by Ruth Stoecker
Many families share the pain of Christmas without their child and how the extended family reacts to them at that traditional Christmas get-together. It is so common to ‘just pretend’; just pretend that all is well! They seem to think that maybe if they don’t talk about it, don’t even mention her/his name, the day will be more pleasant, not so awkward… maybe it will be like it really didn’t happen… And there, in the room, is an elephant the size of King Kong and everyone steps around it.
I remember my first Christmas without Jaden. Really, I don’t remember my first Christmas very well as Jaden had only died a couple of weeks earlier, and I was still so very numb. But, I do remember one beautiful gesture, and how after all these years, it still brings tears, a warming in my heart and a deep gratitude for this person. My niece walked in the door, family was all around, she acknowledged no one, she simply came to me, took me in her arms and said, “Oh, my auntie, how I love you”. I remember breaking down, and her leading me into the bedroom where we sat simply holding each other and sobbing. It was the best present anyone could have given me. Often, that’s all we need, just that chance, that opportunity, that moment. The time when our child is acknowledged… our loss is appreciated and it’s out there, and out of the shadows… it’s safe…. My child is missing today, he should be here, I am dying inside! – then we can go on, maybe eat some turkey, enjoy another child opening a gift, chuckle at a silly incident and do Christmas…
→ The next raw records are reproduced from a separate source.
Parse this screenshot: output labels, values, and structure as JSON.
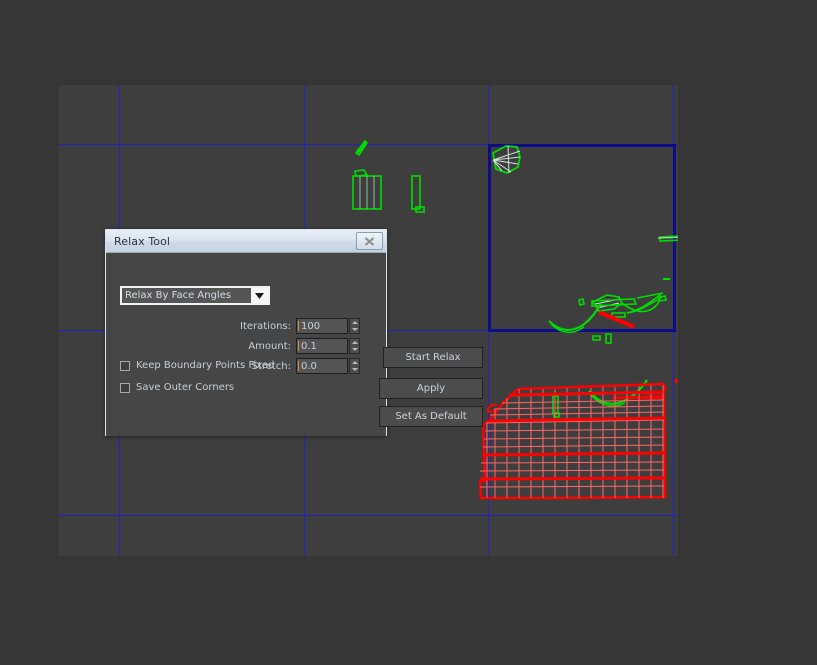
{
  "viewport": {
    "name": "uv-editor-viewport",
    "background_color": "#3e3e3e",
    "page_background_color": "#363636",
    "grid_color": "#2222c8",
    "active_quadrant_border_color": "#0d0d8c",
    "uv_shell_color": "#00dd00",
    "selected_shell_color": "#ff0000"
  },
  "dialog": {
    "title": "Relax Tool",
    "close_icon": "close-icon",
    "method_dropdown": {
      "selected": "Relax By Face Angles",
      "arrow_icon": "chevron-down-icon"
    },
    "fields": [
      {
        "label": "Iterations:",
        "value": "100",
        "spinner_up_icon": "triangle-up-icon",
        "spinner_down_icon": "triangle-down-icon"
      },
      {
        "label": "Amount:",
        "value": "0.1",
        "spinner_up_icon": "triangle-up-icon",
        "spinner_down_icon": "triangle-down-icon"
      },
      {
        "label": "Stretch:",
        "value": "0.0",
        "spinner_up_icon": "triangle-up-icon",
        "spinner_down_icon": "triangle-down-icon"
      }
    ],
    "checkboxes": [
      {
        "label": "Keep Boundary Points Fixed",
        "checked": false
      },
      {
        "label": "Save Outer Corners",
        "checked": false
      }
    ],
    "buttons": [
      {
        "label": "Start Relax"
      },
      {
        "label": "Apply"
      },
      {
        "label": "Set As Default"
      }
    ],
    "colors": {
      "body": "#464646",
      "titlebar_text": "#2b3440",
      "border": "#dde3ea",
      "input_bg": "#545454",
      "caret": "#d98a3a"
    }
  }
}
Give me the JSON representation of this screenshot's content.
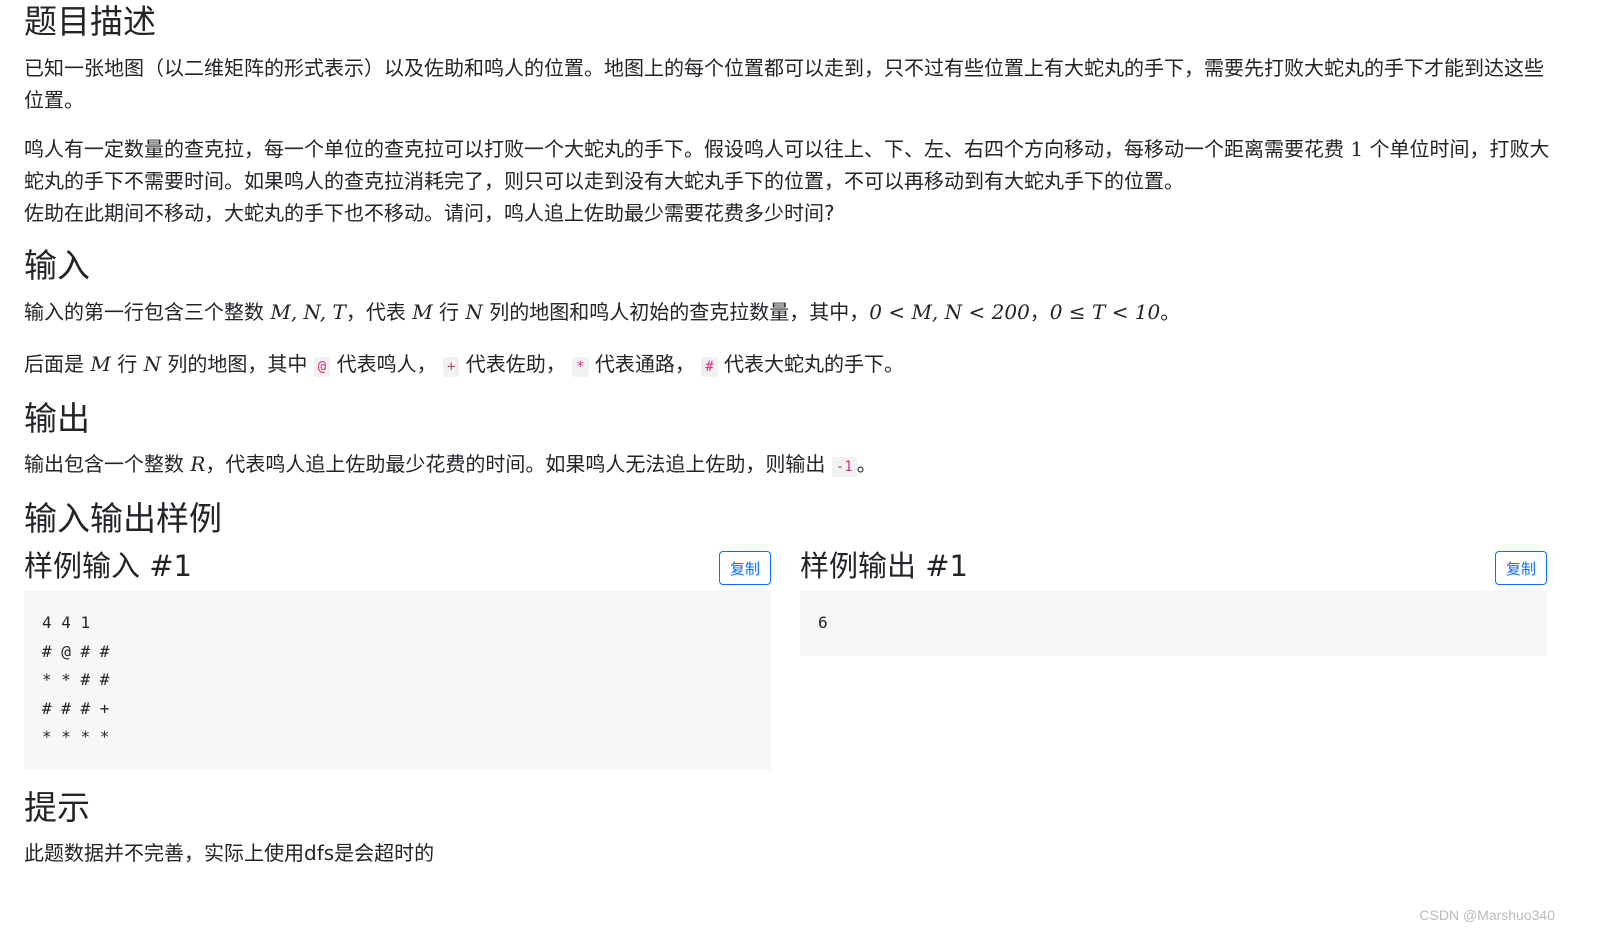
{
  "problem": {
    "title": "题目描述",
    "desc_p1": "已知一张地图（以二维矩阵的形式表示）以及佐助和鸣人的位置。地图上的每个位置都可以走到，只不过有些位置上有大蛇丸的手下，需要先打败大蛇丸的手下才能到达这些位置。",
    "desc_p2_a": "鸣人有一定数量的查克拉，每一个单位的查克拉可以打败一个大蛇丸的手下。假设鸣人可以往上、下、左、右四个方向移动，每移动一个距离需要花费",
    "desc_p2_num": "1",
    "desc_p2_b": "个单位时间，打败大蛇丸的手下不需要时间。如果鸣人的查克拉消耗完了，则只可以走到没有大蛇丸手下的位置，不可以再移动到有大蛇丸手下的位置。",
    "desc_p2_c": "佐助在此期间不移动，大蛇丸的手下也不移动。请问，鸣人追上佐助最少需要花费多少时间?"
  },
  "input": {
    "title": "输入",
    "l1_a": "输入的第一行包含三个整数",
    "l1_vars": "M, N, T",
    "l1_b": "，代表",
    "l1_m": "M",
    "l1_c": "行",
    "l1_n": "N",
    "l1_d": "列的地图和鸣人初始的查克拉数量，其中，",
    "l1_cond1": "0 < M, N < 200",
    "l1_sep": "，",
    "l1_cond2": "0 ≤ T < 10",
    "l1_end": "。",
    "l2_a": "后面是",
    "l2_m": "M",
    "l2_b": "行",
    "l2_n": "N",
    "l2_c": "列的地图，其中",
    "sym_at": "@",
    "l2_d": "代表鸣人，",
    "sym_plus": "+",
    "l2_e": "代表佐助，",
    "sym_star": "*",
    "l2_f": "代表通路，",
    "sym_hash": "#",
    "l2_g": "代表大蛇丸的手下。"
  },
  "output": {
    "title": "输出",
    "l1_a": "输出包含一个整数",
    "l1_r": "R",
    "l1_b": "，代表鸣人追上佐助最少花费的时间。如果鸣人无法追上佐助，则输出",
    "l1_code": "-1",
    "l1_end": "。"
  },
  "samples": {
    "title": "输入输出样例",
    "input_title": "样例输入 #1",
    "output_title": "样例输出 #1",
    "copy_label": "复制",
    "input_text": "4 4 1\n# @ # #\n* * # #\n# # # +\n* * * *",
    "output_text": "6"
  },
  "hint": {
    "title": "提示",
    "text": "此题数据并不完善，实际上使用dfs是会超时的"
  },
  "watermark": "CSDN @Marshuo340"
}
Ruth’s other writings:
This Promise Always, I’ll Be There
Ruth son, Jaden, died in 1999 at the age of 22 as the result of a motor vehicle accident.